Data section:
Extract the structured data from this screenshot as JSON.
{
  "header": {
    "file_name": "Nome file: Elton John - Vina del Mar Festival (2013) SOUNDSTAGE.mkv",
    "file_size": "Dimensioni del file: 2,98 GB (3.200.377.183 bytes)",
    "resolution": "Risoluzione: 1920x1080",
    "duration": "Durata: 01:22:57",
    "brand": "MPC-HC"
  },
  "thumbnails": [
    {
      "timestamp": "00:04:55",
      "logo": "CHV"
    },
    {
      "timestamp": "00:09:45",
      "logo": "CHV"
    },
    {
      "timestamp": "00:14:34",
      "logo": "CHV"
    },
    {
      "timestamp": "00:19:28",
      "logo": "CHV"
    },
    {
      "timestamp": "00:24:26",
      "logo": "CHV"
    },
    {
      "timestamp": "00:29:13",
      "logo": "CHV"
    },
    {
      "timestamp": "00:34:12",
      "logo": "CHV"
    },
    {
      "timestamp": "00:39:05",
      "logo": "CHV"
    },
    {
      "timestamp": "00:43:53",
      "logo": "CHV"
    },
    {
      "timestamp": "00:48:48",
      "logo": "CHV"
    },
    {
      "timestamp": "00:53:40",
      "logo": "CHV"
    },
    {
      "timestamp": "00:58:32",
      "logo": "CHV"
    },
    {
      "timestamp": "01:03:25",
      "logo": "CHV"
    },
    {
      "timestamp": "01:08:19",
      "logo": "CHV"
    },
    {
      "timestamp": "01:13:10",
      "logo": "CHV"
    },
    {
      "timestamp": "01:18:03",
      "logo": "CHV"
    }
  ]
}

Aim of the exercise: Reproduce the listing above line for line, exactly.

Problem solution:
Extract the structured data from this screenshot as JSON.
{
  "header": {
    "file_name": "Nome file: Elton John - Vina del Mar Festival (2013) SOUNDSTAGE.mkv",
    "file_size": "Dimensioni del file: 2,98 GB (3.200.377.183 bytes)",
    "resolution": "Risoluzione: 1920x1080",
    "duration": "Durata: 01:22:57",
    "brand": "MPC-HC"
  },
  "thumbnails": [
    {
      "timestamp": "00:04:55",
      "logo": "CHV"
    },
    {
      "timestamp": "00:09:45",
      "logo": "CHV"
    },
    {
      "timestamp": "00:14:34",
      "logo": "CHV"
    },
    {
      "timestamp": "00:19:28",
      "logo": "CHV"
    },
    {
      "timestamp": "00:24:26",
      "logo": "CHV"
    },
    {
      "timestamp": "00:29:13",
      "logo": "CHV"
    },
    {
      "timestamp": "00:34:12",
      "logo": "CHV"
    },
    {
      "timestamp": "00:39:05",
      "logo": "CHV"
    },
    {
      "timestamp": "00:43:53",
      "logo": "CHV"
    },
    {
      "timestamp": "00:48:48",
      "logo": "CHV"
    },
    {
      "timestamp": "00:53:40",
      "logo": "CHV"
    },
    {
      "timestamp": "00:58:32",
      "logo": "CHV"
    },
    {
      "timestamp": "01:03:25",
      "logo": "CHV"
    },
    {
      "timestamp": "01:08:19",
      "logo": "CHV"
    },
    {
      "timestamp": "01:13:10",
      "logo": "CHV"
    },
    {
      "timestamp": "01:18:03",
      "logo": "CHV"
    }
  ]
}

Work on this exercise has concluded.